→ Instructions to follow
Make an exact copy of all the records.

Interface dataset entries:

****************

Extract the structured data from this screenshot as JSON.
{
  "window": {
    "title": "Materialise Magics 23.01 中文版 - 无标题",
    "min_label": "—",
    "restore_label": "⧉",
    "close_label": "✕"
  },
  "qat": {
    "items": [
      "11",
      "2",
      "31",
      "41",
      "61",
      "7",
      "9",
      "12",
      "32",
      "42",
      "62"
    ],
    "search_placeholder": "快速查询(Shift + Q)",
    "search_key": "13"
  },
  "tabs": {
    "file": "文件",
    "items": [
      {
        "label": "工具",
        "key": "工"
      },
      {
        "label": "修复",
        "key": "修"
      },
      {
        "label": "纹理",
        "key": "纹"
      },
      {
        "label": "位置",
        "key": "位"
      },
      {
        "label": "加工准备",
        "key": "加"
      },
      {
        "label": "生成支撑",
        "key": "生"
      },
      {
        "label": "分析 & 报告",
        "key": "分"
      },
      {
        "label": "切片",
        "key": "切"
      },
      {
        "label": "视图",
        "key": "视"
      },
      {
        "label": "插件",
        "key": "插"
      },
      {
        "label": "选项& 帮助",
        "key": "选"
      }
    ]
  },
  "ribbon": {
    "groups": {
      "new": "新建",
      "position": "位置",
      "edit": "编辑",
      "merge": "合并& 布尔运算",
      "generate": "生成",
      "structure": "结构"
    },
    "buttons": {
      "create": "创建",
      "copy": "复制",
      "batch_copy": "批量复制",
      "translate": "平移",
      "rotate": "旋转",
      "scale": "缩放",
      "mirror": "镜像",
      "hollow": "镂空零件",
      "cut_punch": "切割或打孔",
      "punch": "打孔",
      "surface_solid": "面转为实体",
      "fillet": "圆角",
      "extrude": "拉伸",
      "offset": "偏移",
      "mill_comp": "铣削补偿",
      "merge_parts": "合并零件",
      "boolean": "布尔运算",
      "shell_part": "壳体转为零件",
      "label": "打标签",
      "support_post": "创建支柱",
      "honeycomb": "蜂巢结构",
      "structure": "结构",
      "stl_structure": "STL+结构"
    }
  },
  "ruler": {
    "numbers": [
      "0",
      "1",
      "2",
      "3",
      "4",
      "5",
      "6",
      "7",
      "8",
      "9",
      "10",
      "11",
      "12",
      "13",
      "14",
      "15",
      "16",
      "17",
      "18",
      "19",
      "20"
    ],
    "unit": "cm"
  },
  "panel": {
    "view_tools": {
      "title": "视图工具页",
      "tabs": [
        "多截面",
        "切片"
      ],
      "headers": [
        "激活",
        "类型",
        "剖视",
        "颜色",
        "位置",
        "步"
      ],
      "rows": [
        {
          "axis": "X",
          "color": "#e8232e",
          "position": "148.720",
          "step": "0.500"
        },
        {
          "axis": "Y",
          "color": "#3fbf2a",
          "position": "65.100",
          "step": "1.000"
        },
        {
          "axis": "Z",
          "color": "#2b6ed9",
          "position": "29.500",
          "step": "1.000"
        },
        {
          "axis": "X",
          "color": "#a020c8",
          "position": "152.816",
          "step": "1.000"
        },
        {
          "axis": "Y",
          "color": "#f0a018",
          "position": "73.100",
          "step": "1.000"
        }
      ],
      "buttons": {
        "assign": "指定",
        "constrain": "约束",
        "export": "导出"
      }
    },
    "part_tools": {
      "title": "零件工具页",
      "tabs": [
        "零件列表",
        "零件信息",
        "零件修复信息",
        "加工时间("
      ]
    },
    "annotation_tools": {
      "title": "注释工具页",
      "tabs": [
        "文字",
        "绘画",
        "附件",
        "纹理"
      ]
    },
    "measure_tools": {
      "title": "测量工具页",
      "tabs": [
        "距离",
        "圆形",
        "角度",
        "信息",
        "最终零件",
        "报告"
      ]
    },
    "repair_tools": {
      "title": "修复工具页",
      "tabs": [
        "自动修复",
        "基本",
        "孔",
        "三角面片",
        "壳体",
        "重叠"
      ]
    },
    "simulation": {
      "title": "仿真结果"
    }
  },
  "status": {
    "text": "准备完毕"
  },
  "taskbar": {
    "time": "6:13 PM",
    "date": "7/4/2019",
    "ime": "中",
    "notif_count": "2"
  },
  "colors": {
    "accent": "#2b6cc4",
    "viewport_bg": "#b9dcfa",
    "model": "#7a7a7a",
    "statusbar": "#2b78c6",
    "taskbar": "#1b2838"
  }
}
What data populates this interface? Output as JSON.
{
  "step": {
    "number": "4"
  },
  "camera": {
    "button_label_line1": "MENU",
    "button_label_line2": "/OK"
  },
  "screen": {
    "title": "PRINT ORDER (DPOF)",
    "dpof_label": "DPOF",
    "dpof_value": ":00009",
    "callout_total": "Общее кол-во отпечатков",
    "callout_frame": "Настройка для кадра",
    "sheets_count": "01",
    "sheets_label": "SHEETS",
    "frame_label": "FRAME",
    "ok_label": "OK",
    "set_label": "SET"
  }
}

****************

→ Result of this task
Extract the structured data from this screenshot as JSON.
{
  "window": {
    "title": "Materialise Magics 23.01 中文版 - 无标题",
    "min_label": "—",
    "restore_label": "⧉",
    "close_label": "✕"
  },
  "qat": {
    "items": [
      "11",
      "2",
      "31",
      "41",
      "61",
      "7",
      "9",
      "12",
      "32",
      "42",
      "62"
    ],
    "search_placeholder": "快速查询(Shift + Q)",
    "search_key": "13"
  },
  "tabs": {
    "file": "文件",
    "items": [
      {
        "label": "工具",
        "key": "工"
      },
      {
        "label": "修复",
        "key": "修"
      },
      {
        "label": "纹理",
        "key": "纹"
      },
      {
        "label": "位置",
        "key": "位"
      },
      {
        "label": "加工准备",
        "key": "加"
      },
      {
        "label": "生成支撑",
        "key": "生"
      },
      {
        "label": "分析 & 报告",
        "key": "分"
      },
      {
        "label": "切片",
        "key": "切"
      },
      {
        "label": "视图",
        "key": "视"
      },
      {
        "label": "插件",
        "key": "插"
      },
      {
        "label": "选项& 帮助",
        "key": "选"
      }
    ]
  },
  "ribbon": {
    "groups": {
      "new": "新建",
      "position": "位置",
      "edit": "编辑",
      "merge": "合并& 布尔运算",
      "generate": "生成",
      "structure": "结构"
    },
    "buttons": {
      "create": "创建",
      "copy": "复制",
      "batch_copy": "批量复制",
      "translate": "平移",
      "rotate": "旋转",
      "scale": "缩放",
      "mirror": "镜像",
      "hollow": "镂空零件",
      "cut_punch": "切割或打孔",
      "punch": "打孔",
      "surface_solid": "面转为实体",
      "fillet": "圆角",
      "extrude": "拉伸",
      "offset": "偏移",
      "mill_comp": "铣削补偿",
      "merge_parts": "合并零件",
      "boolean": "布尔运算",
      "shell_part": "壳体转为零件",
      "label": "打标签",
      "support_post": "创建支柱",
      "honeycomb": "蜂巢结构",
      "structure": "结构",
      "stl_structure": "STL+结构"
    }
  },
  "ruler": {
    "numbers": [
      "0",
      "1",
      "2",
      "3",
      "4",
      "5",
      "6",
      "7",
      "8",
      "9",
      "10",
      "11",
      "12",
      "13",
      "14",
      "15",
      "16",
      "17",
      "18",
      "19",
      "20"
    ],
    "unit": "cm"
  },
  "panel": {
    "view_tools": {
      "title": "视图工具页",
      "tabs": [
        "多截面",
        "切片"
      ],
      "headers": [
        "激活",
        "类型",
        "剖视",
        "颜色",
        "位置",
        "步"
      ],
      "rows": [
        {
          "axis": "X",
          "color": "#e8232e",
          "position": "148.720",
          "step": "0.500"
        },
        {
          "axis": "Y",
          "color": "#3fbf2a",
          "position": "65.100",
          "step": "1.000"
        },
        {
          "axis": "Z",
          "color": "#2b6ed9",
          "position": "29.500",
          "step": "1.000"
        },
        {
          "axis": "X",
          "color": "#a020c8",
          "position": "152.816",
          "step": "1.000"
        },
        {
          "axis": "Y",
          "color": "#f0a018",
          "position": "73.100",
          "step": "1.000"
        }
      ],
      "buttons": {
        "assign": "指定",
        "constrain": "约束",
        "export": "导出"
      }
    },
    "part_tools": {
      "title": "零件工具页",
      "tabs": [
        "零件列表",
        "零件信息",
        "零件修复信息",
        "加工时间("
      ]
    },
    "annotation_tools": {
      "title": "注释工具页",
      "tabs": [
        "文字",
        "绘画",
        "附件",
        "纹理"
      ]
    },
    "measure_tools": {
      "title": "测量工具页",
      "tabs": [
        "距离",
        "圆形",
        "角度",
        "信息",
        "最终零件",
        "报告"
      ]
    },
    "repair_tools": {
      "title": "修复工具页",
      "tabs": [
        "自动修复",
        "基本",
        "孔",
        "三角面片",
        "壳体",
        "重叠"
      ]
    },
    "simulation": {
      "title": "仿真结果"
    }
  },
  "status": {
    "text": "准备完毕"
  },
  "taskbar": {
    "time": "6:13 PM",
    "date": "7/4/2019",
    "ime": "中",
    "notif_count": "2"
  },
  "colors": {
    "accent": "#2b6cc4",
    "viewport_bg": "#b9dcfa",
    "model": "#7a7a7a",
    "statusbar": "#2b78c6",
    "taskbar": "#1b2838"
  }
}
What data populates this interface? Output as JSON.
{
  "step": {
    "number": "4"
  },
  "camera": {
    "button_label_line1": "MENU",
    "button_label_line2": "/OK"
  },
  "screen": {
    "title": "PRINT ORDER (DPOF)",
    "dpof_label": "DPOF",
    "dpof_value": ":00009",
    "callout_total": "Общее кол-во отпечатков",
    "callout_frame": "Настройка для кадра",
    "sheets_count": "01",
    "sheets_label": "SHEETS",
    "frame_label": "FRAME",
    "ok_label": "OK",
    "set_label": "SET"
  }
}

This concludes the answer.